_WORK TASK_
Set down each record that follows exactly. Drop the images.

..........

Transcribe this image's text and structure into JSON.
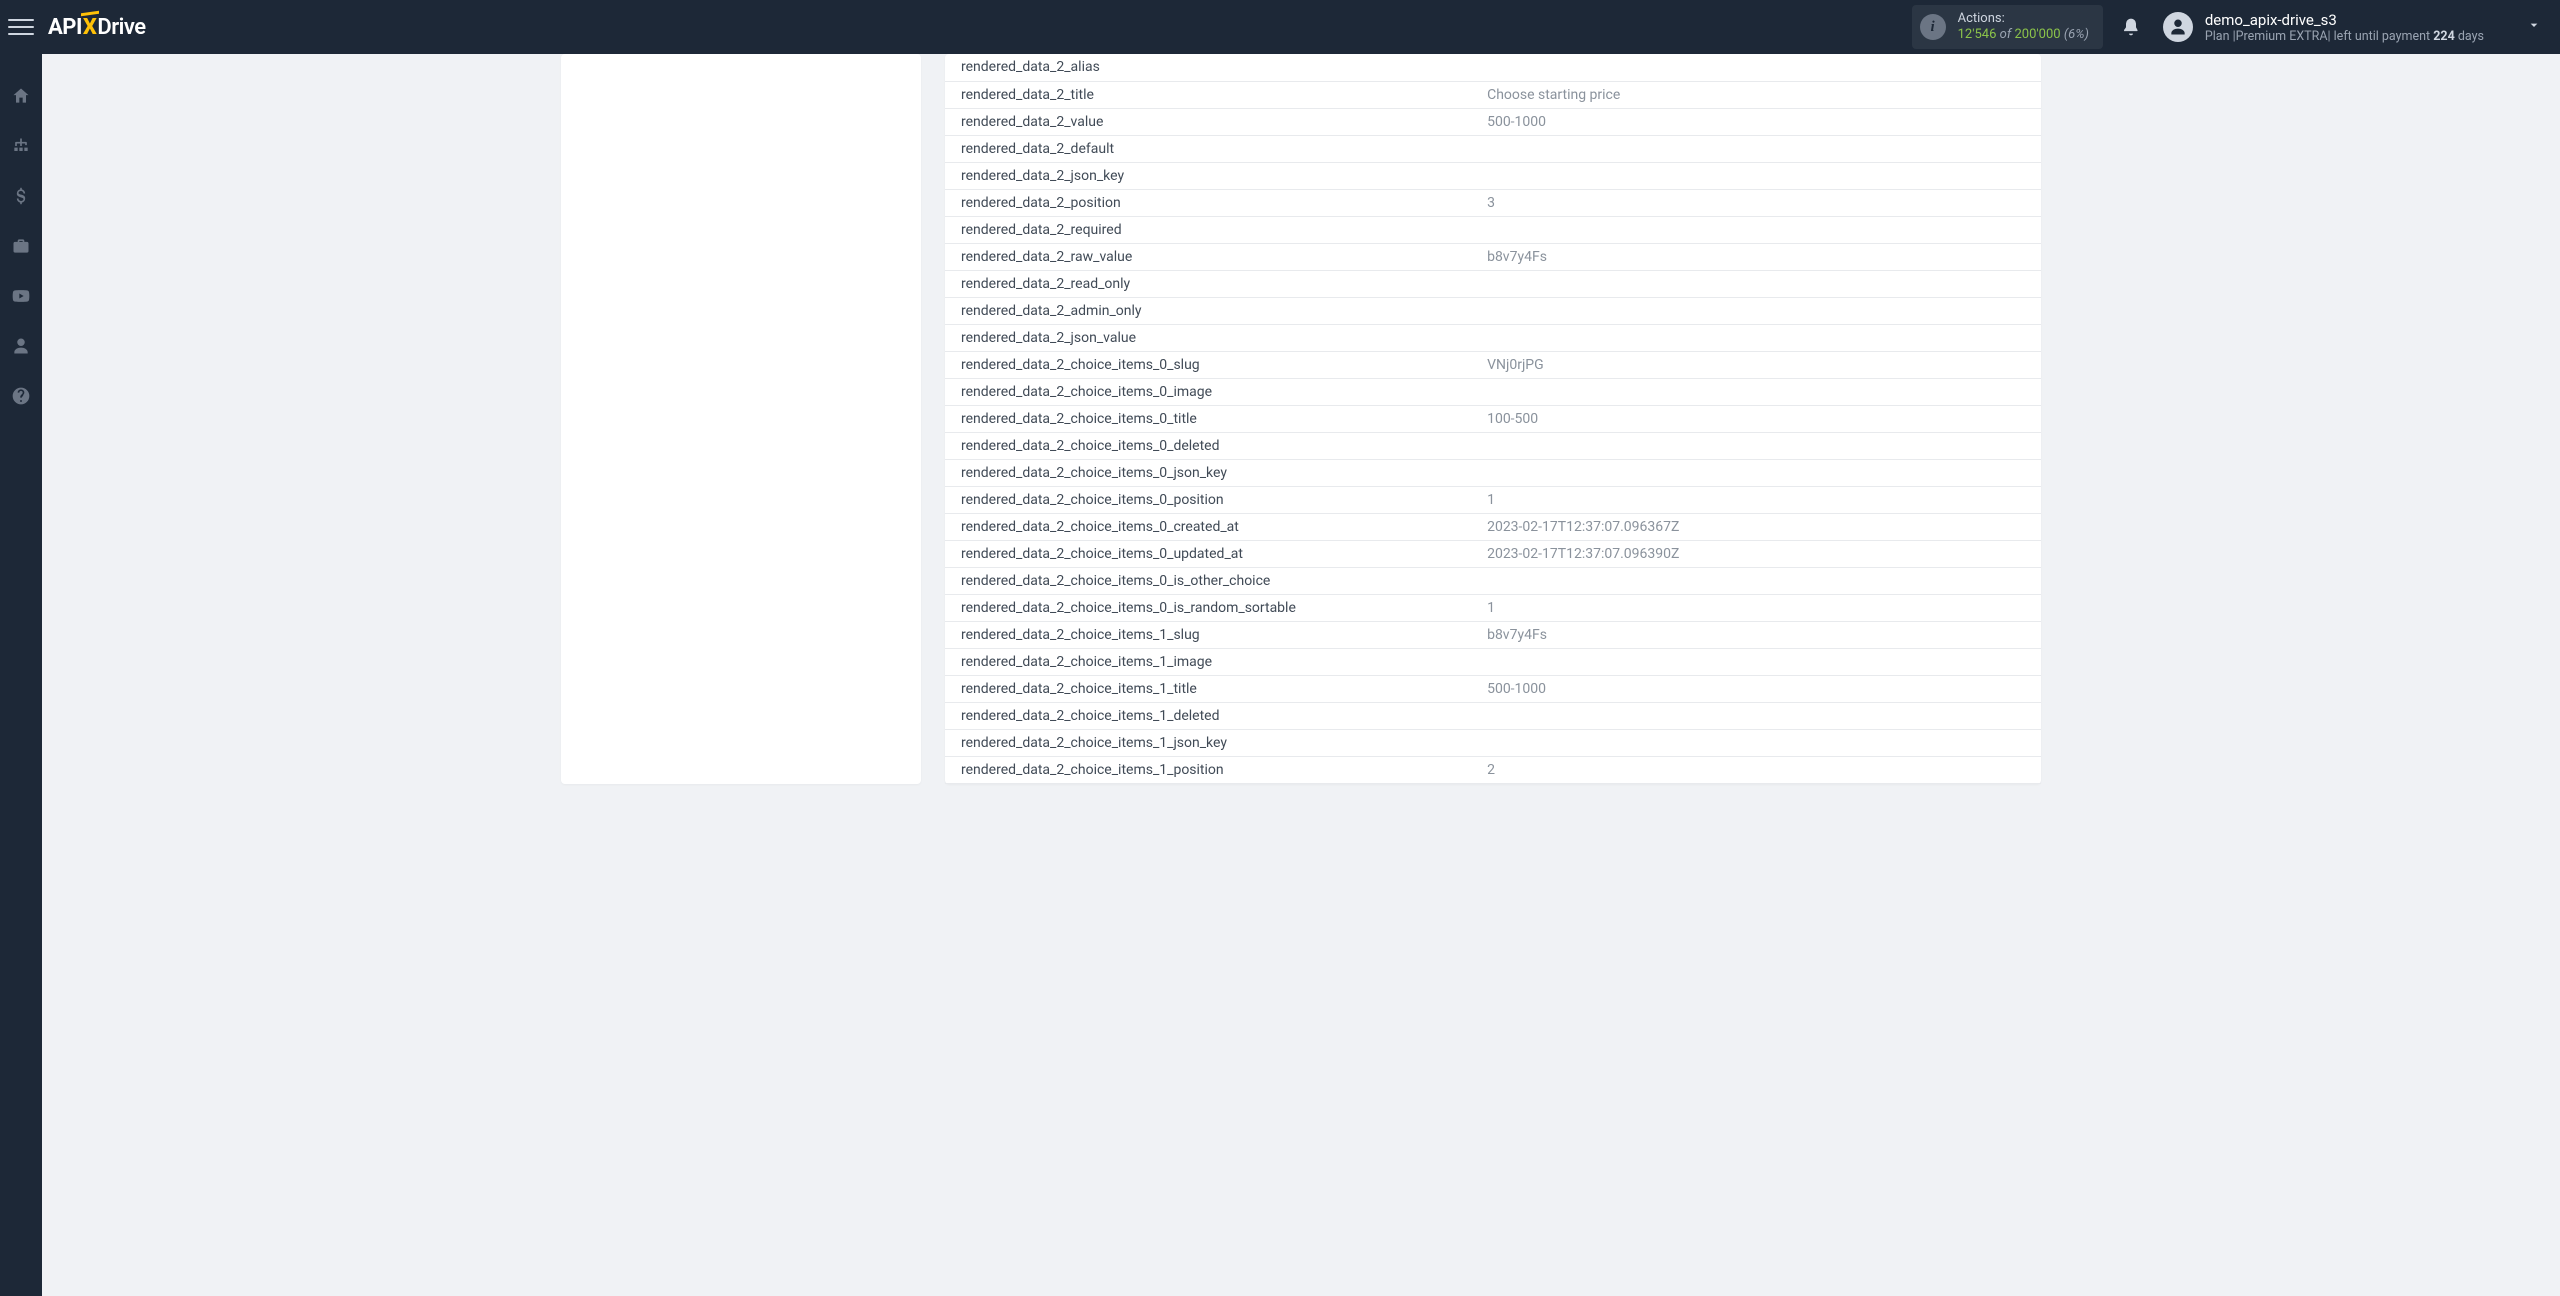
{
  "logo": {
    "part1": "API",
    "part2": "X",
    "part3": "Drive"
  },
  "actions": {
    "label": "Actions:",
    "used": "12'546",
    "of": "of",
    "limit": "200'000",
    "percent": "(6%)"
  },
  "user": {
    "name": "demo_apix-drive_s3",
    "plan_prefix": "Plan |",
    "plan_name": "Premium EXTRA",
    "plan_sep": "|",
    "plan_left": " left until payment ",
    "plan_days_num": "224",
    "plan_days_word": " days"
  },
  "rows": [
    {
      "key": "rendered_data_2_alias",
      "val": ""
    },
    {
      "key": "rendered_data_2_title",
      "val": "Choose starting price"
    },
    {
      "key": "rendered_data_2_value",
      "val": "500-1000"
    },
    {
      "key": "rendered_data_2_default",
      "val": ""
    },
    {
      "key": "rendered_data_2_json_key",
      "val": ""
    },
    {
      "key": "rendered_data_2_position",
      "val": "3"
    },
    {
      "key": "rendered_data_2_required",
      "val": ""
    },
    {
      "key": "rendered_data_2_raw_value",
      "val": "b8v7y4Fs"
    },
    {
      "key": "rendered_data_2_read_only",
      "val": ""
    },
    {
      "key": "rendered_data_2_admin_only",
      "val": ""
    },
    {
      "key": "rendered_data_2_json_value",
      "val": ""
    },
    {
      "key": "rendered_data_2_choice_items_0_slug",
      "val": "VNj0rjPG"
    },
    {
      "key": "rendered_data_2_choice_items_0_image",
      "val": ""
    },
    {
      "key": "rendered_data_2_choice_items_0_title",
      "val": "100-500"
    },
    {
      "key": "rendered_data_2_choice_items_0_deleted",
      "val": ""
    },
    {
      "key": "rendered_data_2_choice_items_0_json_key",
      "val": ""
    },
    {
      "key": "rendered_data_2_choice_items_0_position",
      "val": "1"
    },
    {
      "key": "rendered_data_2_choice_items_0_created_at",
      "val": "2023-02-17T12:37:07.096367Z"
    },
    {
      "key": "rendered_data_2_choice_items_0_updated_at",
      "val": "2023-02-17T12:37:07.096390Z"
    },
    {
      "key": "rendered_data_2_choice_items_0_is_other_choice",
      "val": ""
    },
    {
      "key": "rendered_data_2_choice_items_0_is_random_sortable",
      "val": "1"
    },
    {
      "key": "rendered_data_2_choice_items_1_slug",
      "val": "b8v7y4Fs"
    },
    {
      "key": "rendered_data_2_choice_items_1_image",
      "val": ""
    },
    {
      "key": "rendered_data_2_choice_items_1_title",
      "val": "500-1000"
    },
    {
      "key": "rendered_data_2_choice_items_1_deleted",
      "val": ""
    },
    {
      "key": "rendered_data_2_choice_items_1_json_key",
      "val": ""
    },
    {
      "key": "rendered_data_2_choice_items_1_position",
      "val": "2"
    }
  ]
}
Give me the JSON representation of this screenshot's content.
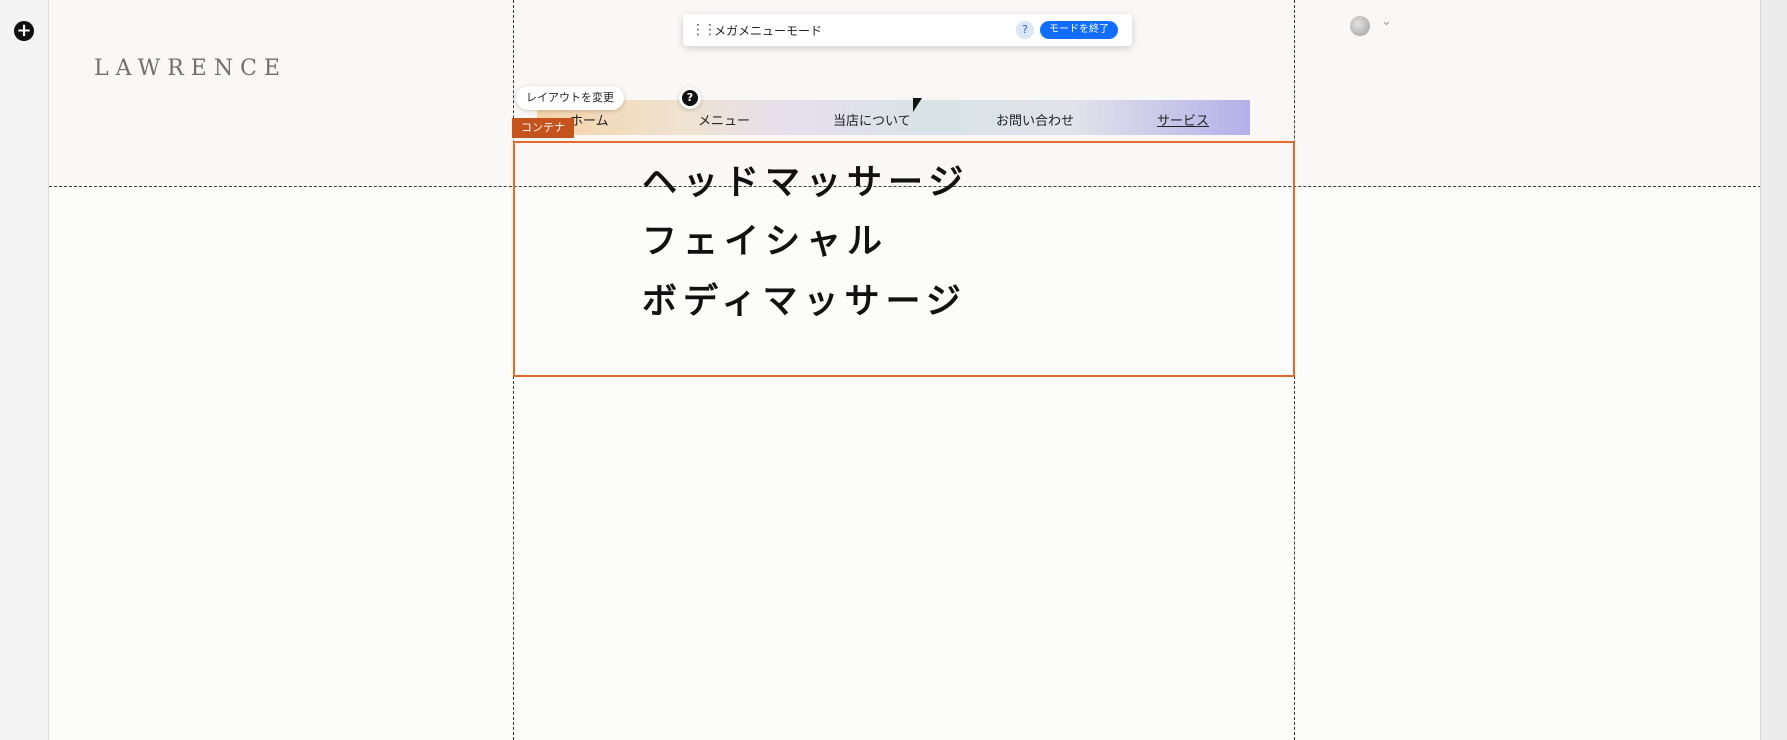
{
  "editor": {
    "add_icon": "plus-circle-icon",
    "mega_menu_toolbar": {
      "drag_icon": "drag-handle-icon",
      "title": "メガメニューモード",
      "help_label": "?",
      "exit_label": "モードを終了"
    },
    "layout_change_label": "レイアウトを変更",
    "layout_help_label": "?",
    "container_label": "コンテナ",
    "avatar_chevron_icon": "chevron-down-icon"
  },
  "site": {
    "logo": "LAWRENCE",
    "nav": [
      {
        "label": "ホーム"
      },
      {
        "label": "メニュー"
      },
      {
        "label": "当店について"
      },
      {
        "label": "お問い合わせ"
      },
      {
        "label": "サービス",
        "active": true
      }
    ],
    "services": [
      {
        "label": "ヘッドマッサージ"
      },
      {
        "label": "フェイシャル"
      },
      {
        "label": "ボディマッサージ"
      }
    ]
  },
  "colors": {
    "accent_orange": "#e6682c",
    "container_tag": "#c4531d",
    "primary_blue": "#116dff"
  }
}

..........

_SOLUTION TO THIS PROBLEM_
Transcribe this image's text and structure into JSON.
{
  "logo": {
    "part1": "API",
    "part2": "X",
    "part3": "Drive"
  },
  "actions": {
    "label": "Actions:",
    "used": "12'546",
    "of": "of",
    "limit": "200'000",
    "percent": "(6%)"
  },
  "user": {
    "name": "demo_apix-drive_s3",
    "plan_prefix": "Plan |",
    "plan_name": "Premium EXTRA",
    "plan_sep": "|",
    "plan_left": " left until payment ",
    "plan_days_num": "224",
    "plan_days_word": " days"
  },
  "rows": [
    {
      "key": "rendered_data_2_alias",
      "val": ""
    },
    {
      "key": "rendered_data_2_title",
      "val": "Choose starting price"
    },
    {
      "key": "rendered_data_2_value",
      "val": "500-1000"
    },
    {
      "key": "rendered_data_2_default",
      "val": ""
    },
    {
      "key": "rendered_data_2_json_key",
      "val": ""
    },
    {
      "key": "rendered_data_2_position",
      "val": "3"
    },
    {
      "key": "rendered_data_2_required",
      "val": ""
    },
    {
      "key": "rendered_data_2_raw_value",
      "val": "b8v7y4Fs"
    },
    {
      "key": "rendered_data_2_read_only",
      "val": ""
    },
    {
      "key": "rendered_data_2_admin_only",
      "val": ""
    },
    {
      "key": "rendered_data_2_json_value",
      "val": ""
    },
    {
      "key": "rendered_data_2_choice_items_0_slug",
      "val": "VNj0rjPG"
    },
    {
      "key": "rendered_data_2_choice_items_0_image",
      "val": ""
    },
    {
      "key": "rendered_data_2_choice_items_0_title",
      "val": "100-500"
    },
    {
      "key": "rendered_data_2_choice_items_0_deleted",
      "val": ""
    },
    {
      "key": "rendered_data_2_choice_items_0_json_key",
      "val": ""
    },
    {
      "key": "rendered_data_2_choice_items_0_position",
      "val": "1"
    },
    {
      "key": "rendered_data_2_choice_items_0_created_at",
      "val": "2023-02-17T12:37:07.096367Z"
    },
    {
      "key": "rendered_data_2_choice_items_0_updated_at",
      "val": "2023-02-17T12:37:07.096390Z"
    },
    {
      "key": "rendered_data_2_choice_items_0_is_other_choice",
      "val": ""
    },
    {
      "key": "rendered_data_2_choice_items_0_is_random_sortable",
      "val": "1"
    },
    {
      "key": "rendered_data_2_choice_items_1_slug",
      "val": "b8v7y4Fs"
    },
    {
      "key": "rendered_data_2_choice_items_1_image",
      "val": ""
    },
    {
      "key": "rendered_data_2_choice_items_1_title",
      "val": "500-1000"
    },
    {
      "key": "rendered_data_2_choice_items_1_deleted",
      "val": ""
    },
    {
      "key": "rendered_data_2_choice_items_1_json_key",
      "val": ""
    },
    {
      "key": "rendered_data_2_choice_items_1_position",
      "val": "2"
    }
  ]
}
Give me the JSON representation of this screenshot's content.
{
  "editor": {
    "add_icon": "plus-circle-icon",
    "mega_menu_toolbar": {
      "drag_icon": "drag-handle-icon",
      "title": "メガメニューモード",
      "help_label": "?",
      "exit_label": "モードを終了"
    },
    "layout_change_label": "レイアウトを変更",
    "layout_help_label": "?",
    "container_label": "コンテナ",
    "avatar_chevron_icon": "chevron-down-icon"
  },
  "site": {
    "logo": "LAWRENCE",
    "nav": [
      {
        "label": "ホーム"
      },
      {
        "label": "メニュー"
      },
      {
        "label": "当店について"
      },
      {
        "label": "お問い合わせ"
      },
      {
        "label": "サービス",
        "active": true
      }
    ],
    "services": [
      {
        "label": "ヘッドマッサージ"
      },
      {
        "label": "フェイシャル"
      },
      {
        "label": "ボディマッサージ"
      }
    ]
  },
  "colors": {
    "accent_orange": "#e6682c",
    "container_tag": "#c4531d",
    "primary_blue": "#116dff"
  }
}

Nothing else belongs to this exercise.